Words by Ed King / Pics by Lucy Heath
Who are Folks? Seriously, I want names. I want dates too – as the ‘hotly tipped Manchester six piece’ appear to be chronologically incongruous.
The BBC wrote about them in 2005, their last MySpace blog was in April 2009, John Robb wrote about them in Feb 2011, with most other music websites featuring them from September the same year. I first found them about 4 weeks ago; which makes me late, a little sheepish, but still interested.
So I drag myself (off the sofa, away from the radiator, into some shoes, on to a bus…) to the Hare & Hounds, braving a very British Tuesday, to find out first hand. I’d been Google searching all week and a more traditional approach was required. Preferably one with a bar.
Catching the end of Cat Chinn’s set, a plucky punk poplette (I am alliteration’s bitch) from whom I would welcome a headline set, I nestle into a double JD.
The room is, to be straight, sparse; I wander downstairs to count stragglers. Pursuing the flyer stand with one eye and counting a potential crowd with the other, I am underwhelmed. Which is unfortunate; from what I did find online Folks seem worth a cheap gander, and tonight’s door charge is a modest £6.
So glug, slam, shuffle and climb – I make my way back upstairs, just as Folks kick off with ‘Skull & Bones’; the marching rock first release from their debut album, ‘I See Cathederals’.
I recognise the hot footed gutsy groan from their website (where a generous selection of live streams are on offer) and I like it. If I’m being coy I’d say ‘catchy’. If I’d had two more large JDs, I’d be looking for a table to mount.

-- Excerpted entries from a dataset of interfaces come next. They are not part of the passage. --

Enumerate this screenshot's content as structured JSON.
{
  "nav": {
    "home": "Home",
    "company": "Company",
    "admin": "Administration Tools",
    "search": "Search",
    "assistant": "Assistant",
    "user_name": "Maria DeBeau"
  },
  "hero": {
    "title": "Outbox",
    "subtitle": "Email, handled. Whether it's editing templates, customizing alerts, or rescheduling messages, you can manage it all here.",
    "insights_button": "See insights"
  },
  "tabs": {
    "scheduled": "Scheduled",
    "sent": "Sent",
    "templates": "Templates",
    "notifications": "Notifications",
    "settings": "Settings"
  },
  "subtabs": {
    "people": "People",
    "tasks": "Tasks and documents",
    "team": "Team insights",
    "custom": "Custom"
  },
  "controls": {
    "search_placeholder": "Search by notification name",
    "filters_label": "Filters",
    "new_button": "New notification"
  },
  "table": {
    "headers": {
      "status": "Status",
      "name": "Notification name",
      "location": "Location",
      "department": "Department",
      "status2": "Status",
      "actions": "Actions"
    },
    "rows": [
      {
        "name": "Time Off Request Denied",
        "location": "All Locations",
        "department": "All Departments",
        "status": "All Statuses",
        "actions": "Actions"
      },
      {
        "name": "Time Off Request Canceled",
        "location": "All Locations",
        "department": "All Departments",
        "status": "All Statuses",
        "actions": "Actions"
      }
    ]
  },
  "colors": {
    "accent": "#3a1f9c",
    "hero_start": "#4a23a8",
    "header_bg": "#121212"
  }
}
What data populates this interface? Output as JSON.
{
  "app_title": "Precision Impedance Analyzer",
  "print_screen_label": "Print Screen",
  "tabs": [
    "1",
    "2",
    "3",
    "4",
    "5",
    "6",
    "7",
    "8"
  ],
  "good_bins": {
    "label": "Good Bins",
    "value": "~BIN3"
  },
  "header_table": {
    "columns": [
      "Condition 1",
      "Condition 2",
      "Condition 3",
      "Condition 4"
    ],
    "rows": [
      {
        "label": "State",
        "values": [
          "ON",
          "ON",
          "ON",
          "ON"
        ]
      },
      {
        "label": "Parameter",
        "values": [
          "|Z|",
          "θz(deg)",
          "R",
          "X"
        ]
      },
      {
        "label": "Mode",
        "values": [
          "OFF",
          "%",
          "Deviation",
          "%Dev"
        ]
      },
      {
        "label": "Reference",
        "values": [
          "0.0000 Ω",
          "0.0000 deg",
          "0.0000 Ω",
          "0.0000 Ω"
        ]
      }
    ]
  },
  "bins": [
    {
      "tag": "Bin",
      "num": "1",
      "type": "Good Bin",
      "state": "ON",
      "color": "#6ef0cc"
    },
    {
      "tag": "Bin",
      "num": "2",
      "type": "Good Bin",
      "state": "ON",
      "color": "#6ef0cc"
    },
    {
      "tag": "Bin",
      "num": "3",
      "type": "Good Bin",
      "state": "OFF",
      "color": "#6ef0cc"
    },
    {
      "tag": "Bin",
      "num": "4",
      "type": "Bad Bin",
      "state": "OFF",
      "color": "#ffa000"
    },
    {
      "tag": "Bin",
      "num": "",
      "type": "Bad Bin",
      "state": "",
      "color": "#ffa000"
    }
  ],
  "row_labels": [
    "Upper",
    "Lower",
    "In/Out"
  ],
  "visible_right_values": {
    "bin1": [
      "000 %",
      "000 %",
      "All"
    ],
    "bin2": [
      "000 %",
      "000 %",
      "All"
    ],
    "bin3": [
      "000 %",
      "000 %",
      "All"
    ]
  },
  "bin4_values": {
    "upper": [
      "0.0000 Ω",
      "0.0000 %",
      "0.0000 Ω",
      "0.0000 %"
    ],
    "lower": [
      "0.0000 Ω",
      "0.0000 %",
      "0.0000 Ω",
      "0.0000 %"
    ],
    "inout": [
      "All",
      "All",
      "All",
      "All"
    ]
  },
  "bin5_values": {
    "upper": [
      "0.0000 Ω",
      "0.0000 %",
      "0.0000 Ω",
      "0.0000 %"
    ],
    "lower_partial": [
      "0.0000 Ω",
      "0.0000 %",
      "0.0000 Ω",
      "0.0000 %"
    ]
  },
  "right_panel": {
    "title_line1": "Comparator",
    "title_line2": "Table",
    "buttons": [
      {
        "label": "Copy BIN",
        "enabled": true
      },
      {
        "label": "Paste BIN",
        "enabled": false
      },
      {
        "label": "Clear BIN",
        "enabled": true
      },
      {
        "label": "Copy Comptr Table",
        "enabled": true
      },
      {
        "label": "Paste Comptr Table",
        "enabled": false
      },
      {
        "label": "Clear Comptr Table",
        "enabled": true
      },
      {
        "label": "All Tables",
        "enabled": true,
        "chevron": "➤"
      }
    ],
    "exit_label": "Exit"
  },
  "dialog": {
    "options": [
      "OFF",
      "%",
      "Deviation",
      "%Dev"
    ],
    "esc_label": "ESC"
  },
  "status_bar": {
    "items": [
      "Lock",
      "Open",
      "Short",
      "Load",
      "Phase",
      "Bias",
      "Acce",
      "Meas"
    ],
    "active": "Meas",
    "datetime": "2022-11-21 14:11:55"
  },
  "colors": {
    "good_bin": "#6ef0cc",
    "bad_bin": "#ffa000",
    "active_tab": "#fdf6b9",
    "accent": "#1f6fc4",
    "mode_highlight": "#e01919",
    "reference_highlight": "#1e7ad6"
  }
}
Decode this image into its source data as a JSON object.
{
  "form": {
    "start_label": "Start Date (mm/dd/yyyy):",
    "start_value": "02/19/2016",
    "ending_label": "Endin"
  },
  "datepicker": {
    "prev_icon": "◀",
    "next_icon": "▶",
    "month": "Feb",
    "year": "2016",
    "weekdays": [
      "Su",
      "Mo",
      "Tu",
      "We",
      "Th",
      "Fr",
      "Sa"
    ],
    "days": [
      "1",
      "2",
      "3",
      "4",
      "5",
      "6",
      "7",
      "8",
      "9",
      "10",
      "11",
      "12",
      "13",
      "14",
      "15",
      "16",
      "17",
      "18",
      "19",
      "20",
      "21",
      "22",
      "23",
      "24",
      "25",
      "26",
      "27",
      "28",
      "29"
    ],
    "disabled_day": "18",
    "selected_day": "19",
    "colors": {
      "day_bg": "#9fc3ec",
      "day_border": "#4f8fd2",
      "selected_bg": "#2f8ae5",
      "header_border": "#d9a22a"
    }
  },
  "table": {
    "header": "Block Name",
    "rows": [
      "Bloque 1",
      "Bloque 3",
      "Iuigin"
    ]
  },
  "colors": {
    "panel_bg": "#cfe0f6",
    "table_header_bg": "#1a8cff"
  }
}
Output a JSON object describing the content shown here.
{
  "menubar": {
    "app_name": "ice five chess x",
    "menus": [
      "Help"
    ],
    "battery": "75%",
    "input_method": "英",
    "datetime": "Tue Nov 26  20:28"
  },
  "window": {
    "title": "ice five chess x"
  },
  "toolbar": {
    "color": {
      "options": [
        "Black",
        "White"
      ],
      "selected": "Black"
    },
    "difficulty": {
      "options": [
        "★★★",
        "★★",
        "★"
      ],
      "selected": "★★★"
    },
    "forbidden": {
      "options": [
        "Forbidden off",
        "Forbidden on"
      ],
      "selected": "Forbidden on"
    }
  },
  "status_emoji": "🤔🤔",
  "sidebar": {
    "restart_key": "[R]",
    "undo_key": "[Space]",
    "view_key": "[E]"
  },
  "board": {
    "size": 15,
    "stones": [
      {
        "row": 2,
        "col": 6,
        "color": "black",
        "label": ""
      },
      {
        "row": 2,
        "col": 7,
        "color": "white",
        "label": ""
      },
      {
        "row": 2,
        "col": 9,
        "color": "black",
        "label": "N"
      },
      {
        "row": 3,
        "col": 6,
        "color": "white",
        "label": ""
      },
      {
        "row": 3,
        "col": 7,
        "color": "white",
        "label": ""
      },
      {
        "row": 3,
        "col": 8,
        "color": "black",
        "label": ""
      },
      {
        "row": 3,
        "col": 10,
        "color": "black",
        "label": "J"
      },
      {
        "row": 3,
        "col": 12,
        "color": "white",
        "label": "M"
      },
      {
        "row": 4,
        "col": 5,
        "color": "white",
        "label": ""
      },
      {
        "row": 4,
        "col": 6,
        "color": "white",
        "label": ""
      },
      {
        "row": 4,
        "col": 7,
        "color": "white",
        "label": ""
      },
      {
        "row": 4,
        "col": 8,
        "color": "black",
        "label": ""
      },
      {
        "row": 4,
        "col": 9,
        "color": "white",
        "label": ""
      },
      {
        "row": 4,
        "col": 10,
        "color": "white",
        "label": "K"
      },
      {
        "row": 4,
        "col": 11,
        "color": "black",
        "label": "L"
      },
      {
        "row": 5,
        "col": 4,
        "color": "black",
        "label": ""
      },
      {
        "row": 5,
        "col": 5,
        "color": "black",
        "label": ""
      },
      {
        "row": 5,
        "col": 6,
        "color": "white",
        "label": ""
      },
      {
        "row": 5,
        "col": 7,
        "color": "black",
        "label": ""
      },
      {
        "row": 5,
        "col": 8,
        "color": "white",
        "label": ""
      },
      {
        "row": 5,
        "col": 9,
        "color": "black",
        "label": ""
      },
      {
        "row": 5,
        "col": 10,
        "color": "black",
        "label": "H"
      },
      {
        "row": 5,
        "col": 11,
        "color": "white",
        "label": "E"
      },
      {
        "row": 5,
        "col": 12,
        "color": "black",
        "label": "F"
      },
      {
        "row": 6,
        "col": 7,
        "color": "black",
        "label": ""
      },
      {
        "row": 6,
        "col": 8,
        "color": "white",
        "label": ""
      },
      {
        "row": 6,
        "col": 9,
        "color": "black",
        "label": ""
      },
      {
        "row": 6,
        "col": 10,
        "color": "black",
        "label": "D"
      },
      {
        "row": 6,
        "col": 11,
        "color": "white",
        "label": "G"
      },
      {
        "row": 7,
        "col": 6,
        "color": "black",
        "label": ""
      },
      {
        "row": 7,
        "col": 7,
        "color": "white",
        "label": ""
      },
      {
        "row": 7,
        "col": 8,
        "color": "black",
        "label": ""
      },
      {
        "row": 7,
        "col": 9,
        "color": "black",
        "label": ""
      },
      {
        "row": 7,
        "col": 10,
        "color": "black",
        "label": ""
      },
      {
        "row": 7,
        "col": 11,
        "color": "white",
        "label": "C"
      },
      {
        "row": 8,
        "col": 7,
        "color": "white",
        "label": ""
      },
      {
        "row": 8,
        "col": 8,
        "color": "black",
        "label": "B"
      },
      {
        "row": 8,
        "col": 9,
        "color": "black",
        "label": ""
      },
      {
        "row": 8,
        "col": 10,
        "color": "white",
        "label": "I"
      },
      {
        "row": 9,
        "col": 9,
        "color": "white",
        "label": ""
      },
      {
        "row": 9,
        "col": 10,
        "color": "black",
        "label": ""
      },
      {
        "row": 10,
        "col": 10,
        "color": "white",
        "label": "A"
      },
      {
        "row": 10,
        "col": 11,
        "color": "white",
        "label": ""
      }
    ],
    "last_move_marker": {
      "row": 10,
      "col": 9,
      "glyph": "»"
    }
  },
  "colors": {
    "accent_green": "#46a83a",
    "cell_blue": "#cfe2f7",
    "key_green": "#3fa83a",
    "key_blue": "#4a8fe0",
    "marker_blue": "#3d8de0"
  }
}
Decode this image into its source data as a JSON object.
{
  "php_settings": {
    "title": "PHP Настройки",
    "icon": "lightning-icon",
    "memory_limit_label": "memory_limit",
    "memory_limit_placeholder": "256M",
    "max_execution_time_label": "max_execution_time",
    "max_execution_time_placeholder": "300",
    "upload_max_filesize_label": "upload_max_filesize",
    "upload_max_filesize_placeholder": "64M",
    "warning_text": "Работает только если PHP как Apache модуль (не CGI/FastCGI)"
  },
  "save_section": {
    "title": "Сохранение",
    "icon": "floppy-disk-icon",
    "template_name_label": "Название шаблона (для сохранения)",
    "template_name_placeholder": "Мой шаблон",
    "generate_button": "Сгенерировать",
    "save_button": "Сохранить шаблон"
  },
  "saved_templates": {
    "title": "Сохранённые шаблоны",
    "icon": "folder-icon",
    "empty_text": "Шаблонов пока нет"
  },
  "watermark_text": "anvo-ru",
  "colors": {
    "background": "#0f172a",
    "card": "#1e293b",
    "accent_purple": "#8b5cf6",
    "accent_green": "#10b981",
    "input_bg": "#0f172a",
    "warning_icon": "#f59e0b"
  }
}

Solid drums, solid riffs, a big build, a break, clean keys (think ‘A Day in the Life’) another 1min37secs of the same, and straight into ‘Avalanche’; the firm strumstrumstrum intro leaving just enough room for Scott Anderson’s vocals to get noticed. A Manc lad he may be, but one that can certainly carry a tune.
Although mind control he does not possess, as an impassioned plea to “come forward… we don’t bite” falls on deaf ears. The pepper spread audience continues to avoid the front half of the room like some vortex of responsibility. I, self-righteous/consciously, have a notepad and pen to look after, so stay by the bar.
‘Say Something’ gets dedicated “to our new friends, Kerry and Charlie”, who don’t appear to be in the room, and feels like a pastiche of their label associates; before the Monkees b-side, ‘Venom’, pushes Anderson into a lower, lackluster register.
Folks “slow things down” for ‘Where Does the White Go’ – a proficient piano led vocal lament, with an Isley Brothers riff thrown in; before jumping back up to the guitar stomp of ‘Do the Right Thing’.
Anderson unleashes a scream, roll of the eyes, tambourine and smile, then asks “are you alright Kings Heath?” before seeing if “we can go higher” with ‘4 & 20 Blackbirds’; a rising wall of sound, that punches its way off the stage and head butts us mercilessly around the room. Anderson’s vocals get lost, one guitarist abandons his axe for distortion pedals, and I shut my eyes and think of ‘Starla’. I think most of us are having fun.
A posthumous dedication introduces ‘We’re All Dead’, allowing the strum-pluck-vocals to take us back by the hand; before the thump, thump of gregarious rock returns with ‘In a Moment’. A solid song, but one that reminds me of the closing credits to Grease.
‘My Mother’ closes the set, with an upbeat two fingers lacing its, oddly reminiscent, chorus. Anderson thanks us “so much for sticking around”, before most of the band set up camp behind the merchandise stand.
Tight, confident and occasionally all too familiar; Folks deserved a much bigger audience. But signed to Ignition Records, I’m sure they’re in good hands – and even The Beatles spent years on the road perfecting their craft.
But I suspect the next 6-12months, and impending festival circuit, will define Folks; hopefully (in my mind deservedly) as a more prominent pillar of modern British rock. But we’ll see. Whilst Jessie J exists, and the TV churns out more sewage than the Ganges, I still fear the cultural apocalypse.
If only there was some medium, some far reaching audio and visual platform, where bands could promote themselves freely; perhaps cleverly indexed with unique ‘addresses’…
Which reminds me, I did get an answer to my opening question. Apparently www.wearefolks.com
Folks debut album, ‘I See Cathedrals’, is out now. For more on Folks, visit http://www.wearefolks.com
For more gigs from Birmingham Promoters, visit http://www.birminghampromoters.co.uk